Sakurada, Yoichi, MD, PhD*,†,‡; Leong, Belinda C. S., MD*,†; Parikh, Ravi, MD, MPH*,†; Fragiotta, Serena, MD*,†,§; Freund, K. Bailey, MD*,†,¶,**

doi: 10.1097/IAE.0000000000002294
Original Study: PDF Only

Purpose: To investigate the association between choroidal caverns, choroidal vascular hyperpermeability (CVH), and pachyvessels in eyes with pachychoroid disease.

Methods: This was a retrospective review of swept-source optical coherence tomography and indocyanine green angiography imaging performed on eyes with pachychoroid disease.

Results: Imaging from 21 eyes with pachychoroid disease entities (8 eyes with pachychoroid pigment epitheliopathy, 11 eyes with central serous chorioretinopathy, and 3 eyes with pachychoroid neovasculopathy) from 11 patients (mean 49.5 years, male/female: 10/1, all white) was available for review. In all study eyes, pachyvessels traversed the areas of CVH visible in mid- and late-phase indocyanine green angiography. A total of 504 choroidal caverns were identified in 11 study eyes (52%). Of the 504 choroidal caverns, 445 (88%) were seen within the areas of CVH compared with 59 (12%), which were detected outside the areas of CVH (P < 0.001). Eyes with multiple caverns had an increased choroidal thickness when compared with eyes with ≤1 cavern (P < 0.001).

Conclusion: Choroidal caverns, found primarily in the areas of indocyanine green angiography CVH traversed by pachyvessels, were detected in 52% of eyes with pachychoroid disease. The presence of choroidal caverns in these cases may indicate a loss of normal choroidal architecture associated with dilated Haller layer veins and increased choroidal thickness.
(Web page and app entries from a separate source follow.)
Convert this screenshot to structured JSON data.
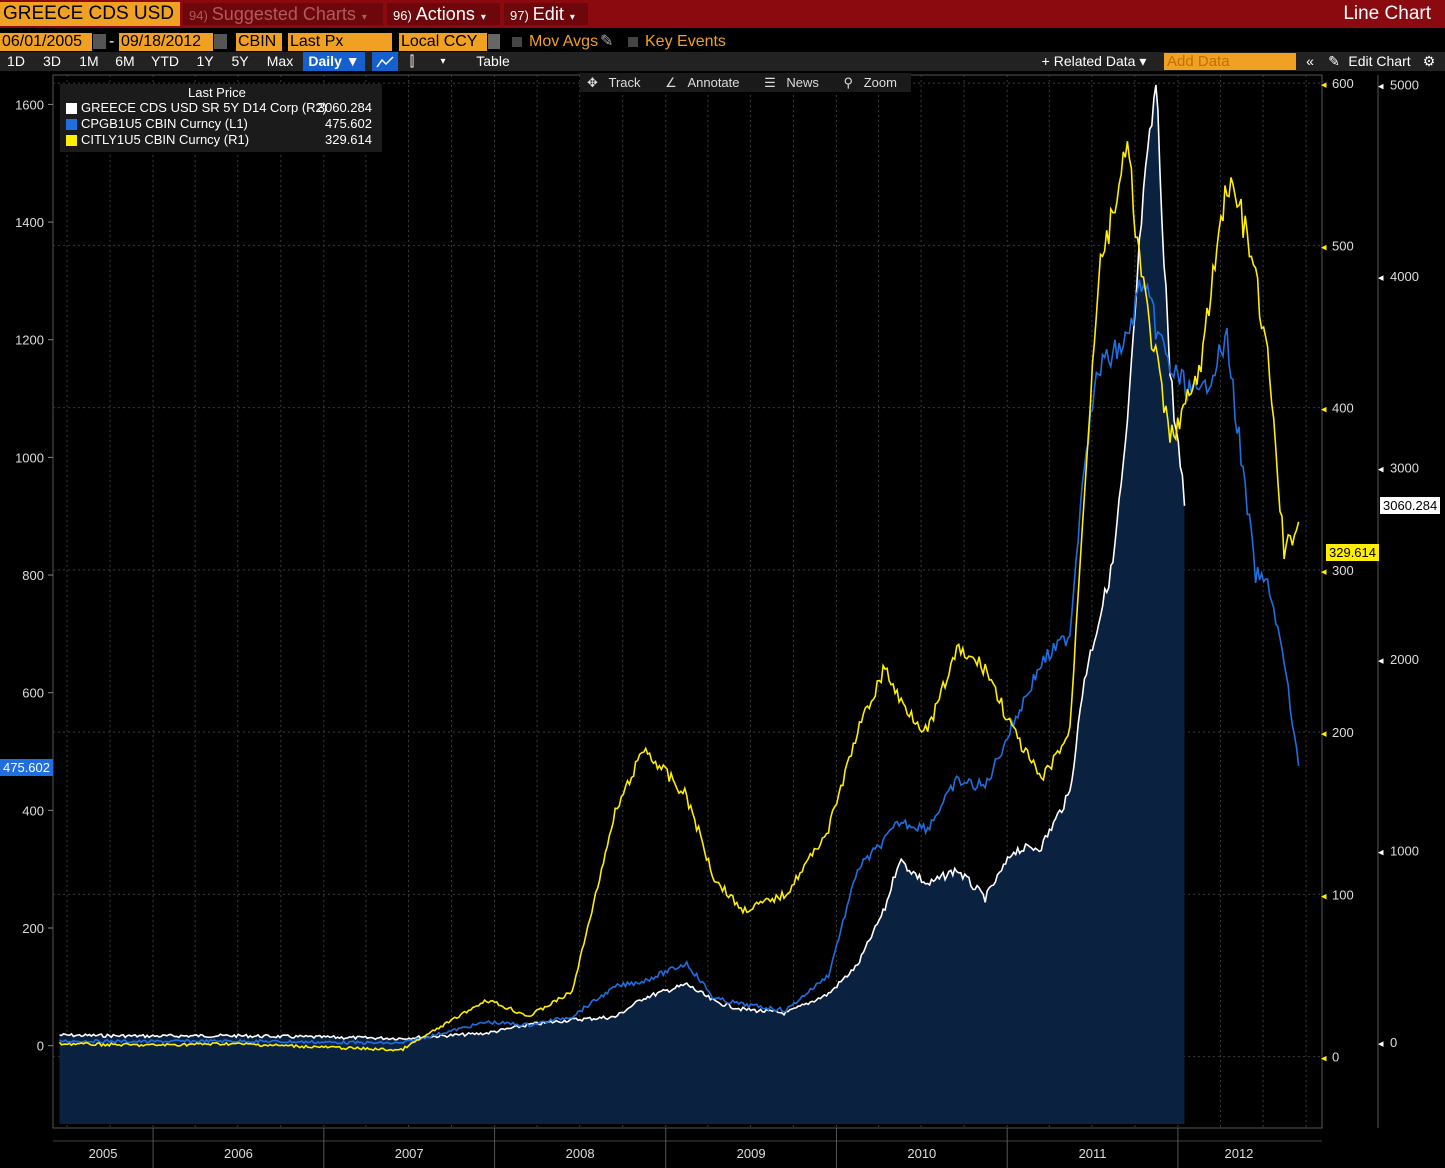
{
  "header": {
    "security": "GREECE CDS USD SR",
    "menus": [
      {
        "num": "94)",
        "label": "Suggested Charts"
      },
      {
        "num": "96)",
        "label": "Actions"
      },
      {
        "num": "97)",
        "label": "Edit"
      }
    ],
    "chart_kind": "Line Chart"
  },
  "controls": {
    "start_date": "06/01/2005",
    "end_date": "09/18/2012",
    "source": "CBIN",
    "field": "Last Px",
    "currency": "Local CCY",
    "mov_avgs": "Mov Avgs",
    "key_events": "Key Events"
  },
  "ranges": {
    "buttons": [
      "1D",
      "3D",
      "1M",
      "6M",
      "YTD",
      "1Y",
      "5Y",
      "Max"
    ],
    "frequency": "Daily ▼",
    "table": "Table",
    "related": "+ Related Data ▾",
    "add_data_placeholder": "Add Data",
    "edit_chart": "Edit Chart"
  },
  "toolbar": {
    "track": "Track",
    "annotate": "Annotate",
    "news": "News",
    "zoom": "Zoom"
  },
  "legend": {
    "title": "Last Price",
    "items": [
      {
        "label": "GREECE CDS USD SR 5Y D14 Corp  (R2)",
        "value": "3060.284",
        "color": "#ffffff"
      },
      {
        "label": "CPGB1U5 CBIN Curncy  (L1)",
        "value": "475.602",
        "color": "#1f6fe0"
      },
      {
        "label": "CITLY1U5 CBIN Curncy  (R1)",
        "value": "329.614",
        "color": "#ffee00"
      }
    ]
  },
  "chart_data": {
    "type": "line",
    "x_start": "2005-06-01",
    "x_end": "2012-09-18",
    "x_ticks": [
      "2005",
      "2006",
      "2007",
      "2008",
      "2009",
      "2010",
      "2011",
      "2012"
    ],
    "axes": {
      "L1": {
        "ticks": [
          "0",
          "200",
          "400",
          "600",
          "800",
          "1000",
          "1200",
          "1400",
          "1600"
        ],
        "range": [
          -140,
          1650
        ]
      },
      "R1": {
        "ticks": [
          "0",
          "100",
          "200",
          "300",
          "400",
          "500",
          "600"
        ],
        "range": [
          -44,
          605
        ]
      },
      "R2": {
        "ticks": [
          "0",
          "1000",
          "2000",
          "3000",
          "4000",
          "5000"
        ],
        "range": [
          -450,
          5050
        ]
      }
    },
    "last_values": {
      "L1": "475.602",
      "R1": "329.614",
      "R2": "3060.284"
    },
    "series": [
      {
        "name": "GREECE CDS USD SR 5Y D14 Corp",
        "axis": "R2",
        "color": "#ffffff",
        "fill": "#0b2140",
        "points": [
          [
            "2005-06",
            35
          ],
          [
            "2005-12",
            30
          ],
          [
            "2006-06",
            32
          ],
          [
            "2006-12",
            25
          ],
          [
            "2007-06",
            18
          ],
          [
            "2007-12",
            45
          ],
          [
            "2008-03",
            90
          ],
          [
            "2008-06",
            115
          ],
          [
            "2008-09",
            130
          ],
          [
            "2008-11",
            230
          ],
          [
            "2009-02",
            300
          ],
          [
            "2009-04",
            210
          ],
          [
            "2009-06",
            170
          ],
          [
            "2009-09",
            150
          ],
          [
            "2009-12",
            250
          ],
          [
            "2010-02",
            400
          ],
          [
            "2010-04",
            700
          ],
          [
            "2010-05",
            950
          ],
          [
            "2010-07",
            820
          ],
          [
            "2010-09",
            900
          ],
          [
            "2010-11",
            750
          ],
          [
            "2011-01",
            1000
          ],
          [
            "2011-03",
            1020
          ],
          [
            "2011-05",
            1300
          ],
          [
            "2011-06",
            1900
          ],
          [
            "2011-08",
            2500
          ],
          [
            "2011-09",
            3200
          ],
          [
            "2011-10",
            4300
          ],
          [
            "2011-11",
            5000
          ],
          [
            "2011-12",
            3500
          ],
          [
            "2012-01",
            2800
          ]
        ]
      },
      {
        "name": "CPGB1U5 CBIN Curncy",
        "axis": "L1",
        "color": "#1f6fe0",
        "points": [
          [
            "2005-06",
            8
          ],
          [
            "2005-12",
            7
          ],
          [
            "2006-06",
            8
          ],
          [
            "2006-12",
            6
          ],
          [
            "2007-06",
            4
          ],
          [
            "2007-12",
            40
          ],
          [
            "2008-03",
            35
          ],
          [
            "2008-06",
            50
          ],
          [
            "2008-09",
            100
          ],
          [
            "2008-11",
            110
          ],
          [
            "2009-02",
            140
          ],
          [
            "2009-04",
            80
          ],
          [
            "2009-06",
            70
          ],
          [
            "2009-09",
            60
          ],
          [
            "2009-12",
            120
          ],
          [
            "2010-02",
            300
          ],
          [
            "2010-04",
            350
          ],
          [
            "2010-05",
            380
          ],
          [
            "2010-07",
            370
          ],
          [
            "2010-09",
            450
          ],
          [
            "2010-11",
            440
          ],
          [
            "2011-01",
            550
          ],
          [
            "2011-03",
            650
          ],
          [
            "2011-05",
            700
          ],
          [
            "2011-06",
            1000
          ],
          [
            "2011-07",
            1150
          ],
          [
            "2011-09",
            1200
          ],
          [
            "2011-10",
            1300
          ],
          [
            "2011-12",
            1150
          ],
          [
            "2012-02",
            1100
          ],
          [
            "2012-04",
            1200
          ],
          [
            "2012-05",
            1000
          ],
          [
            "2012-06",
            800
          ],
          [
            "2012-07",
            780
          ],
          [
            "2012-08",
            650
          ],
          [
            "2012-09",
            475.602
          ]
        ]
      },
      {
        "name": "CITLY1U5 CBIN Curncy",
        "axis": "R1",
        "color": "#ffee00",
        "points": [
          [
            "2005-06",
            8
          ],
          [
            "2005-12",
            7
          ],
          [
            "2006-06",
            8
          ],
          [
            "2006-12",
            6
          ],
          [
            "2007-06",
            4
          ],
          [
            "2007-12",
            35
          ],
          [
            "2008-03",
            25
          ],
          [
            "2008-06",
            40
          ],
          [
            "2008-09",
            150
          ],
          [
            "2008-11",
            190
          ],
          [
            "2009-02",
            160
          ],
          [
            "2009-04",
            110
          ],
          [
            "2009-06",
            90
          ],
          [
            "2009-09",
            100
          ],
          [
            "2009-12",
            140
          ],
          [
            "2010-02",
            200
          ],
          [
            "2010-04",
            240
          ],
          [
            "2010-05",
            220
          ],
          [
            "2010-07",
            200
          ],
          [
            "2010-09",
            250
          ],
          [
            "2010-11",
            240
          ],
          [
            "2011-01",
            200
          ],
          [
            "2011-03",
            170
          ],
          [
            "2011-05",
            200
          ],
          [
            "2011-06",
            350
          ],
          [
            "2011-07",
            480
          ],
          [
            "2011-09",
            560
          ],
          [
            "2011-10",
            480
          ],
          [
            "2011-12",
            380
          ],
          [
            "2012-02",
            420
          ],
          [
            "2012-04",
            540
          ],
          [
            "2012-05",
            520
          ],
          [
            "2012-06",
            480
          ],
          [
            "2012-07",
            420
          ],
          [
            "2012-08",
            310
          ],
          [
            "2012-09",
            329.614
          ]
        ]
      }
    ]
  }
}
In pachychoroid disease, the presence of choroidal caverns may indicate a loss of normal choroidal architecture associated with dilated Haller layer veins and increased choroidal thickness.
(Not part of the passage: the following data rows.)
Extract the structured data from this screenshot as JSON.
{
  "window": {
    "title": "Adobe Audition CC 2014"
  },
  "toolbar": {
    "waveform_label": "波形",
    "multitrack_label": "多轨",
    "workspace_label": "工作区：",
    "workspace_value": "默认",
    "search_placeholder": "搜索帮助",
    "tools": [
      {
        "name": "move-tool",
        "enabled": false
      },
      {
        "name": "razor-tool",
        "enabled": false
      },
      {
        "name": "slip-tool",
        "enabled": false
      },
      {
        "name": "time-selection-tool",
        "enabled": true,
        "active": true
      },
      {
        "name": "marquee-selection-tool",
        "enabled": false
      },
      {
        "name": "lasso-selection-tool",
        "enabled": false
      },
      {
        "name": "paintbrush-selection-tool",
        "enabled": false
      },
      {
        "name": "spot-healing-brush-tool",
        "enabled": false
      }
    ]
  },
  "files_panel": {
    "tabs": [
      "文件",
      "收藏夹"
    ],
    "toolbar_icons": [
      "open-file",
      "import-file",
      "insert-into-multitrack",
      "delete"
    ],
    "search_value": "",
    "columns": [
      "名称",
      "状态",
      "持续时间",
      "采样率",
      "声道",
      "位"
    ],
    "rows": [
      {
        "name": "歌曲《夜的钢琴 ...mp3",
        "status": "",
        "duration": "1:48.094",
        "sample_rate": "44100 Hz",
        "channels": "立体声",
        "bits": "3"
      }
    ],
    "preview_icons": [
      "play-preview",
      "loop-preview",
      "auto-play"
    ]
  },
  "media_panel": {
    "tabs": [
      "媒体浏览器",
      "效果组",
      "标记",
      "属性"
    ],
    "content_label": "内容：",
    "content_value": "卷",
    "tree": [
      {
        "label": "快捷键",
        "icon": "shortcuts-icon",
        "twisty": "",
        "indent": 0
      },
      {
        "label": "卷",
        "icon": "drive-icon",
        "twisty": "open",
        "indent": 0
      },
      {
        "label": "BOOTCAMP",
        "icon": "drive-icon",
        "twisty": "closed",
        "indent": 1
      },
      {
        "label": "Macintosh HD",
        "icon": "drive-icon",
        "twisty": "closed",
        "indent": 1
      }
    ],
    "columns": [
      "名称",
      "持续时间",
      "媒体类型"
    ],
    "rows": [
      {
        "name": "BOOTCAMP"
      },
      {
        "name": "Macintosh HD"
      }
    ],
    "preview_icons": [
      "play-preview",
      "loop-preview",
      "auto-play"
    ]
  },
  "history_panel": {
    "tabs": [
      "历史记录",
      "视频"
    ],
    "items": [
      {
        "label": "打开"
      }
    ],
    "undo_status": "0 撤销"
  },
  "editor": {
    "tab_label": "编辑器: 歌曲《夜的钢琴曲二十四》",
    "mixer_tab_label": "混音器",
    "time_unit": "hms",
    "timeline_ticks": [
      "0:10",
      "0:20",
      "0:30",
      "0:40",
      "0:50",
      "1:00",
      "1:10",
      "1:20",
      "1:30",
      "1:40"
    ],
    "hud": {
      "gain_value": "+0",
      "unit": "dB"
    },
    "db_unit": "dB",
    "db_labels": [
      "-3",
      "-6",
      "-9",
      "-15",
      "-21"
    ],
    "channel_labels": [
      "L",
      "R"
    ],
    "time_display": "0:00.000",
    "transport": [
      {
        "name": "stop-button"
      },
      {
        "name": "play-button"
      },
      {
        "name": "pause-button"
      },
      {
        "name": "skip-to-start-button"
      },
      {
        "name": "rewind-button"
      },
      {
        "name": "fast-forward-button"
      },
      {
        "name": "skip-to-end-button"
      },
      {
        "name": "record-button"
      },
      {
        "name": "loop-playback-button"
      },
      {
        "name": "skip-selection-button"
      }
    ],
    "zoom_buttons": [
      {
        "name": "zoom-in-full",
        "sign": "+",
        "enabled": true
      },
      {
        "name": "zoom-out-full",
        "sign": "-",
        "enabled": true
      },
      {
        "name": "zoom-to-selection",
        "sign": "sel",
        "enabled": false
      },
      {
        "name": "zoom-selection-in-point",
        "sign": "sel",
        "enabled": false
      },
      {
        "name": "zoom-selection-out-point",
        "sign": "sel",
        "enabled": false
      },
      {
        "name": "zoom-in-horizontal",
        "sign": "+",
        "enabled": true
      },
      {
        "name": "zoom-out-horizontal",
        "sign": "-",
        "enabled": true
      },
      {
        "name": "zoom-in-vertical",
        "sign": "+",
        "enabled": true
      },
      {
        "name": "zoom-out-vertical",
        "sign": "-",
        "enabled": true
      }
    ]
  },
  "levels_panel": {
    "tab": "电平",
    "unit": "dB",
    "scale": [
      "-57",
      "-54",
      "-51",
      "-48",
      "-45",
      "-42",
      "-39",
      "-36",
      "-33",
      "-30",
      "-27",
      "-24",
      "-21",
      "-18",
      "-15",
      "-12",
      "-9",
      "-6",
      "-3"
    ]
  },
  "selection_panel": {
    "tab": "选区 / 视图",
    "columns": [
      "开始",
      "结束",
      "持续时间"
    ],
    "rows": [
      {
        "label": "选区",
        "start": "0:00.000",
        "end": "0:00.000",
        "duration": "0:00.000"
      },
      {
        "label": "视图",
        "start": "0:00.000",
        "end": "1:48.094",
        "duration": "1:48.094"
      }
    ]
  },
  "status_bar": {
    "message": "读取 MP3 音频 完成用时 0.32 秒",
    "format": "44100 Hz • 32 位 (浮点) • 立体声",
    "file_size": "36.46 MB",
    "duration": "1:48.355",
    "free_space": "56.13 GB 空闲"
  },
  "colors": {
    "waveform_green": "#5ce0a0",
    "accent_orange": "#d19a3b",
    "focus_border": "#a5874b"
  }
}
*Vitreous Retina Macula Consultants of New York, New York, New York;

LuEsther T. Mertz Retinal Research Center, Manhattan Eye, Ear, and Throat Hospital, New York, New York;

Departments of Ophthalmology, Faculty of Medicine, University of Yamanashi, Yamanashi, Japan;

§Department of Medico-Surgical Sciences and Biotechnologies, UOC Ophthalmology, Sapienza University of Rome, Rome, Italy;

Edward S. Harkness Eye Institute, Columbia University Medical Center, New York, New York; and

**Department of Ophthalmology, New York University of Medicine, New York, New York.

Reprint requests: K. Bailey Freund, MD, Vitreous Retina Macula Consultants of New York, 460 Park Avenue, New York, NY 10022; e-mail: kbfnyf@aol.com

Supported by the LuEsther T. Mertz Center for Retinal Research and the Macula Foundation Inc, New York, NY. The funding bodies had no role in the design or execution of this study or the decision to publish. S. Fragiotta was also supported by H2CU-Honors Center of Italian Universities.

Y. Sakurada: a lecturer for Novartis, Bayer, Kowa, and Santen. K. B. Freund: a consultant to Optovue, Zeiss, Novartis, Spark Therapeutics, and Heidelberg Engineering and receives research support from Genentech/Roche. The remaining authors have no any financial/conflicting interests to disclose.

© 2018 by Ophthalmic Communications Society, Inc.